Then last Friday the real thing came. Michael ran out in the dark and chopped down the last of the basil, and filled a bucket with the stalks. We watered it and let it sit in the garage overnight until we could process all the basil into pesto and basil cubes to freeze for the winter. Our homegrown basil pesto adds wonderful flavor to just about any pasta or other Italian dish, bringing back memories of the vibrant summer garden. So we stirred some into a pot of cannellini beans with mushrooms and spinach, and sopped up the juice with hunks of bread. It was a good autumn evening meal.
- 2 tablespoons olive oil
- 1 small yellow onion, chopped
- 8 ounces baby bella mushrooms, quartered
- 2 cloves garlic, minced
- 1/2 cup chardonnay
- 1/2 cup vegetable broth
- 3 cups cooked cannellini beans (or 2 cans beans)
- 1/4 cup basil pesto
- 6 ounces fresh baby spinach
- sea salt, to taste
- freshly ground black pepper, to taste
- 2 tablespoons freshly grated Parmigiano-Reggiano or Grana Padano cheese
- Heat the olive oil in the pot over medium heat, and then add the onions. Sauté until golden, about 3 to 4 minutes.
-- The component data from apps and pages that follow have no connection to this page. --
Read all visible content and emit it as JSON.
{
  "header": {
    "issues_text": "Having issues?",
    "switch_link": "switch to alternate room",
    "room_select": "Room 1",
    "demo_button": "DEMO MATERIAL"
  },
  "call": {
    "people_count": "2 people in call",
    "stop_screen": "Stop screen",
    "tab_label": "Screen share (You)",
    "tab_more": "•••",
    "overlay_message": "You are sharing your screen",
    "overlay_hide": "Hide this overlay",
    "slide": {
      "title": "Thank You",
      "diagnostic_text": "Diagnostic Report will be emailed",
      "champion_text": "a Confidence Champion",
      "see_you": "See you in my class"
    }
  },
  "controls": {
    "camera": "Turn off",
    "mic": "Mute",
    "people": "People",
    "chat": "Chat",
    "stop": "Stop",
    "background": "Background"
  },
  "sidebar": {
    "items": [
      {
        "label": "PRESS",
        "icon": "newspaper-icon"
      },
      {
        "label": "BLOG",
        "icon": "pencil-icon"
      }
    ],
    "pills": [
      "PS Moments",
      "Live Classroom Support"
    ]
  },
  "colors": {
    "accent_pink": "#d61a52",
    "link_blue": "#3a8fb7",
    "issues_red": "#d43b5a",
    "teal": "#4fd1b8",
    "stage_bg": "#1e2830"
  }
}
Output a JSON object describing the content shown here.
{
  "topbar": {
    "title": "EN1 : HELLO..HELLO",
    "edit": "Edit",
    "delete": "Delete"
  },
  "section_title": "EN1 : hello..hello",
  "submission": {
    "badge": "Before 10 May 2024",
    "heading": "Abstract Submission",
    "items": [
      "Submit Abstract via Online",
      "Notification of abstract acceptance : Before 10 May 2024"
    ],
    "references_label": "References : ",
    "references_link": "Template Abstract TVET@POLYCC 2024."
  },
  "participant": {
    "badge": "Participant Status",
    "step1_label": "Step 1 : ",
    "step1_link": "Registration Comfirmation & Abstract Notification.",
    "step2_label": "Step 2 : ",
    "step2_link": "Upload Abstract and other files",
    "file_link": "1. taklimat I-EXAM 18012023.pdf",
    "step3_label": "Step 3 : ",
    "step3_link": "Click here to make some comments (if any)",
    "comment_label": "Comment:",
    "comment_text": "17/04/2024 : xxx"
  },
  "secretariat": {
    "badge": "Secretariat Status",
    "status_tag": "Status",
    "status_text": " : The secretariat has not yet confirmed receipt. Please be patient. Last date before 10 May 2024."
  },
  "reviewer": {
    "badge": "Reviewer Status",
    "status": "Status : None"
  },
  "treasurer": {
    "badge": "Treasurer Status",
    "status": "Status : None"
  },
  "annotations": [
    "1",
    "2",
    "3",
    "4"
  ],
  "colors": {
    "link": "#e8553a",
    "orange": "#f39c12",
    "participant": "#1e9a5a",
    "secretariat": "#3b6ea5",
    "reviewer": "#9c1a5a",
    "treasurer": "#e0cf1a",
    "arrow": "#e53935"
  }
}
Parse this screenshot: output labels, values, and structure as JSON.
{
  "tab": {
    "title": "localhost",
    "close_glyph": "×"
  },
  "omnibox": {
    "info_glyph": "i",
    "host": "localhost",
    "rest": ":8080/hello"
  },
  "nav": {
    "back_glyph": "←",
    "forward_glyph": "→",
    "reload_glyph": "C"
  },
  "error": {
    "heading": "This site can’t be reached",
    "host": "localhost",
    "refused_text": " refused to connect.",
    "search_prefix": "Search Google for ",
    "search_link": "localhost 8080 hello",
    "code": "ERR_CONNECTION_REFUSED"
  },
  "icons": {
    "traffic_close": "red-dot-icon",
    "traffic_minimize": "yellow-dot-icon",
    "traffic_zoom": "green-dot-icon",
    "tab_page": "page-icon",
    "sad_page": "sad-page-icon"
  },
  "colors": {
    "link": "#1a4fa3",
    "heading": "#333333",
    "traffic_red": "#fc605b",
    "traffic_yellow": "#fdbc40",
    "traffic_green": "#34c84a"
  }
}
- Add the mushrooms and garlic, and sauté until the mushrooms soften, about 5 minutes. Add the wine and cook, stirring occasionally, until the liquid reduces by half, about 8 to 10 minutes.
- Add the broth and beans. Cover and bring to a simmer, cooking until the beans are tender, about 10 to 15 minutes.
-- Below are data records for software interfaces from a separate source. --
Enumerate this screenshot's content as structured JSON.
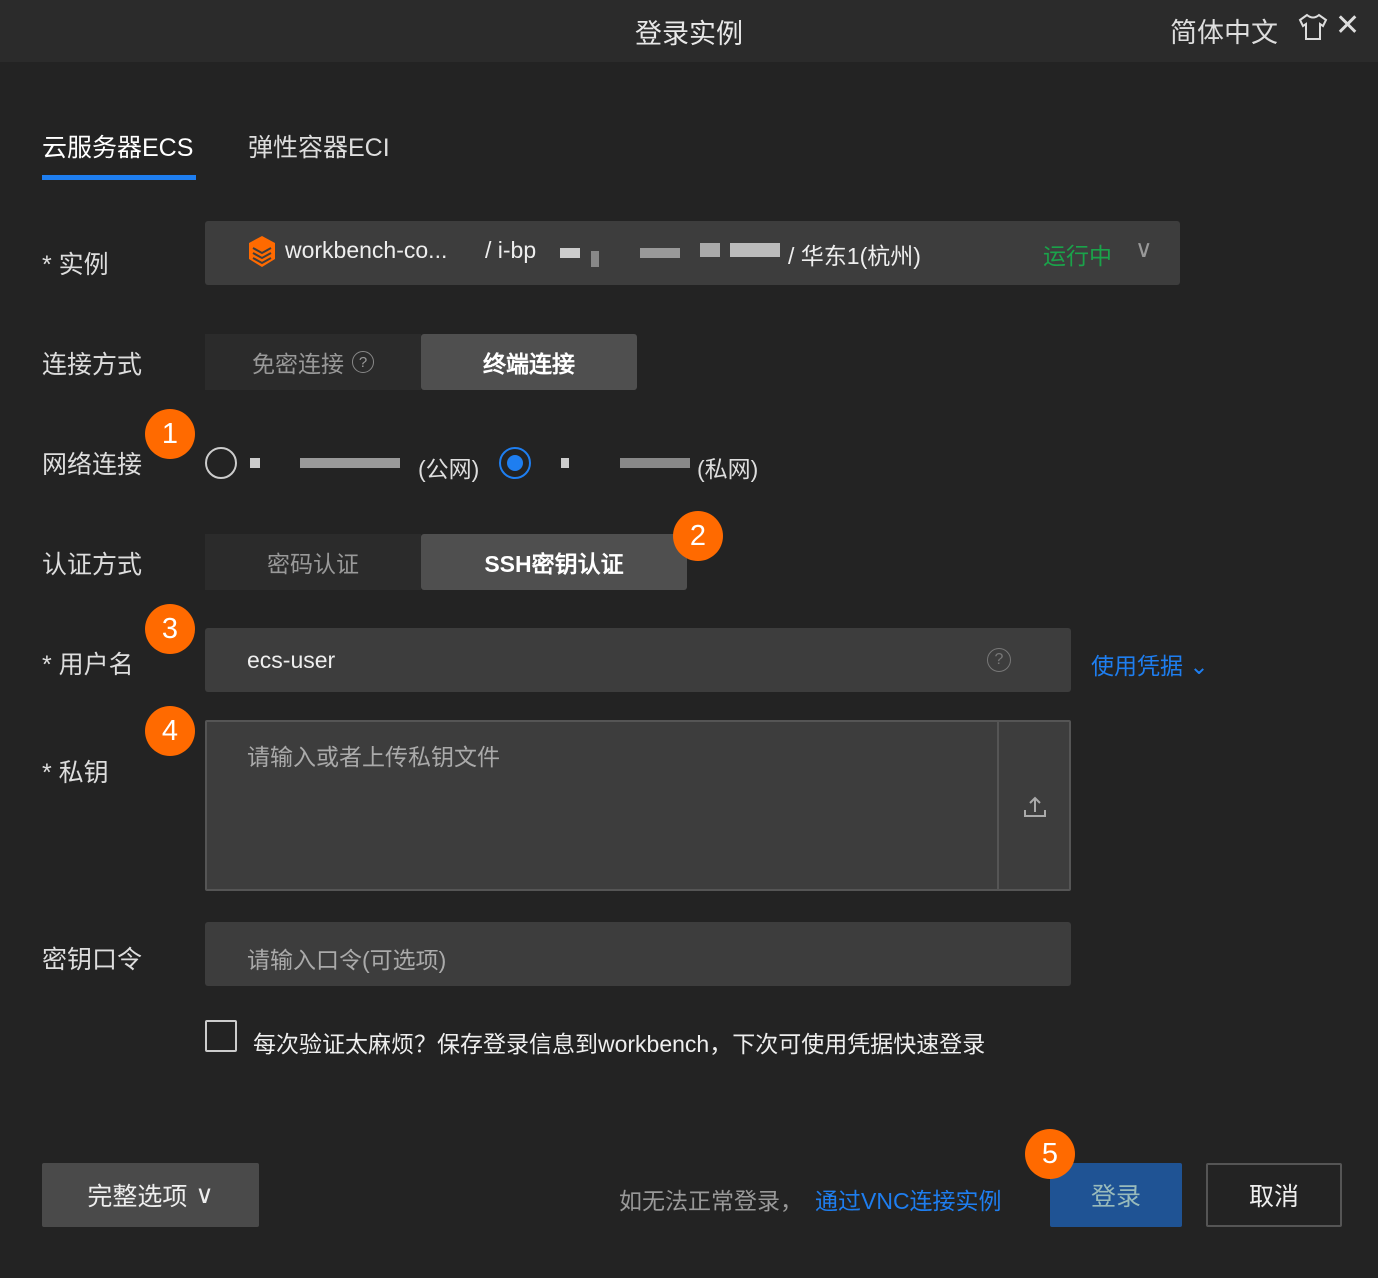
{
  "header": {
    "title": "登录实例",
    "language": "简体中文"
  },
  "tabs": [
    {
      "label": "云服务器ECS"
    },
    {
      "label": "弹性容器ECI"
    }
  ],
  "instance": {
    "label": "* 实例",
    "name": "workbench-co...",
    "id_prefix": "/ i-bp",
    "region": "/ 华东1(杭州)",
    "status": "运行中",
    "status_color": "#1aa34a"
  },
  "connection": {
    "label": "连接方式",
    "options": [
      "免密连接",
      "终端连接"
    ],
    "selected": "终端连接"
  },
  "network": {
    "label": "网络连接",
    "public": "(公网)",
    "private": "(私网)",
    "selected": "private"
  },
  "auth": {
    "label": "认证方式",
    "options": [
      "密码认证",
      "SSH密钥认证"
    ],
    "selected": "SSH密钥认证"
  },
  "username": {
    "label": "* 用户名",
    "value": "ecs-user",
    "credential_link": "使用凭据"
  },
  "private_key": {
    "label": "* 私钥",
    "placeholder": "请输入或者上传私钥文件"
  },
  "passphrase": {
    "label": "密钥口令",
    "placeholder": "请输入口令(可选项)"
  },
  "save_checkbox": {
    "label": "每次验证太麻烦？保存登录信息到workbench，下次可使用凭据快速登录",
    "checked": false
  },
  "footer": {
    "more_options": "完整选项",
    "hint": "如无法正常登录，",
    "vnc_link": "通过VNC连接实例",
    "login": "登录",
    "cancel": "取消"
  },
  "badges": [
    "1",
    "2",
    "3",
    "4",
    "5"
  ]
}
- Add the pesto and stir, then fold in the spinach. Cook, stirring, until the spinach wilts, about 2 to 3 minutes. Season with salt and pepper to taste. Serve in bowls with a sprinkling of the cheese.
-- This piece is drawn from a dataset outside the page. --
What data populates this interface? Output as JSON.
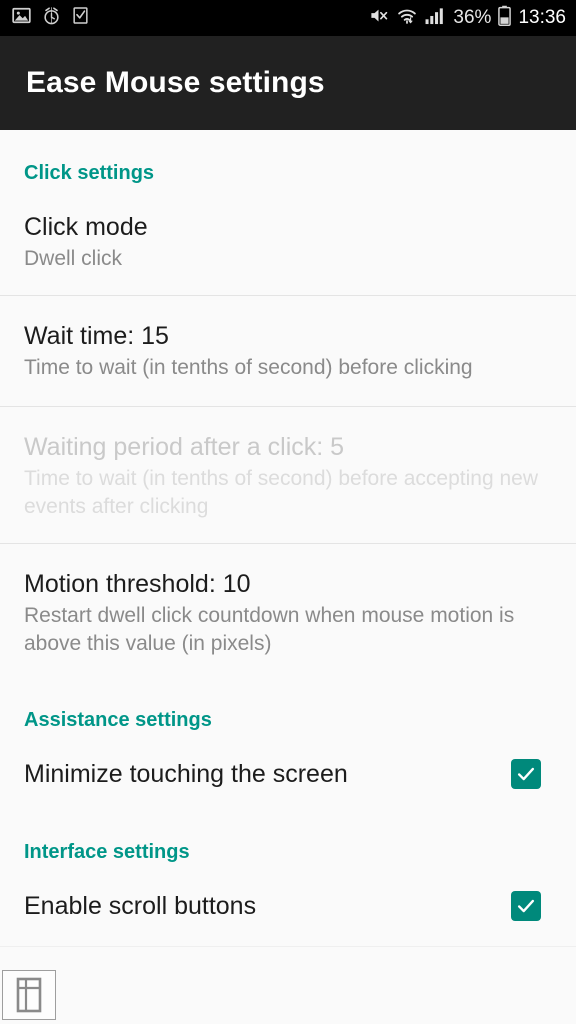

6-quart heavy bottom pot with lid
The original recipe as printed in Wegmans Menu magazine calls for several Wegmans brand products. I adapted the recipe for our homemade vegetable broth, pesto, and home cooked beans rather than canned, but of course you can substitute with purchased products. The recipe calls for dry white wine, and I chose chardonnay. Grana Padano cheese is a cousin to Parmigiano-Reggiano, with a flavor that’s more subtle. Both go well with this dish.